* Given data *
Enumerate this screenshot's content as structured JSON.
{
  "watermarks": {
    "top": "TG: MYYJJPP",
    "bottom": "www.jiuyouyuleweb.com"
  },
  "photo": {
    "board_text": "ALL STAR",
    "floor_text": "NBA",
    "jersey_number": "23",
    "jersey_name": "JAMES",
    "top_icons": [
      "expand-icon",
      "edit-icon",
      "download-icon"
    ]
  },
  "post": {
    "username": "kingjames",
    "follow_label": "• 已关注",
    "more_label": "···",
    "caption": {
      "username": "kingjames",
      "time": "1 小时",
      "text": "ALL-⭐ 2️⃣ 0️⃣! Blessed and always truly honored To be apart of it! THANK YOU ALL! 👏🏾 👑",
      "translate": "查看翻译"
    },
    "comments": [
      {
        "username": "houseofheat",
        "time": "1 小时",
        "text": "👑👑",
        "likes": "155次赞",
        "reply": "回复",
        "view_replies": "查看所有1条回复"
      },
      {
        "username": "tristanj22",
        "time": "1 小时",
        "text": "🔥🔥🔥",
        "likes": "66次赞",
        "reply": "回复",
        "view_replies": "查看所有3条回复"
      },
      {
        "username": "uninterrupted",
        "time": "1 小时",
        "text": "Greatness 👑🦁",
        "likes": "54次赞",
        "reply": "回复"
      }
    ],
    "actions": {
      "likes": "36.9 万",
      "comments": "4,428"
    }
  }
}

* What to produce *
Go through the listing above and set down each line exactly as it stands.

* Solution below *
Enumerate this screenshot's content as structured JSON.
{
  "watermarks": {
    "top": "TG: MYYJJPP",
    "bottom": "www.jiuyouyuleweb.com"
  },
  "photo": {
    "board_text": "ALL STAR",
    "floor_text": "NBA",
    "jersey_number": "23",
    "jersey_name": "JAMES",
    "top_icons": [
      "expand-icon",
      "edit-icon",
      "download-icon"
    ]
  },
  "post": {
    "username": "kingjames",
    "follow_label": "• 已关注",
    "more_label": "···",
    "caption": {
      "username": "kingjames",
      "time": "1 小时",
      "text": "ALL-⭐ 2️⃣ 0️⃣! Blessed and always truly honored To be apart of it! THANK YOU ALL! 👏🏾 👑",
      "translate": "查看翻译"
    },
    "comments": [
      {
        "username": "houseofheat",
        "time": "1 小时",
        "text": "👑👑",
        "likes": "155次赞",
        "reply": "回复",
        "view_replies": "查看所有1条回复"
      },
      {
        "username": "tristanj22",
        "time": "1 小时",
        "text": "🔥🔥🔥",
        "likes": "66次赞",
        "reply": "回复",
        "view_replies": "查看所有3条回复"
      },
      {
        "username": "uninterrupted",
        "time": "1 小时",
        "text": "Greatness 👑🦁",
        "likes": "54次赞",
        "reply": "回复"
      }
    ],
    "actions": {
      "likes": "36.9 万",
      "comments": "4,428"
    }
  }
}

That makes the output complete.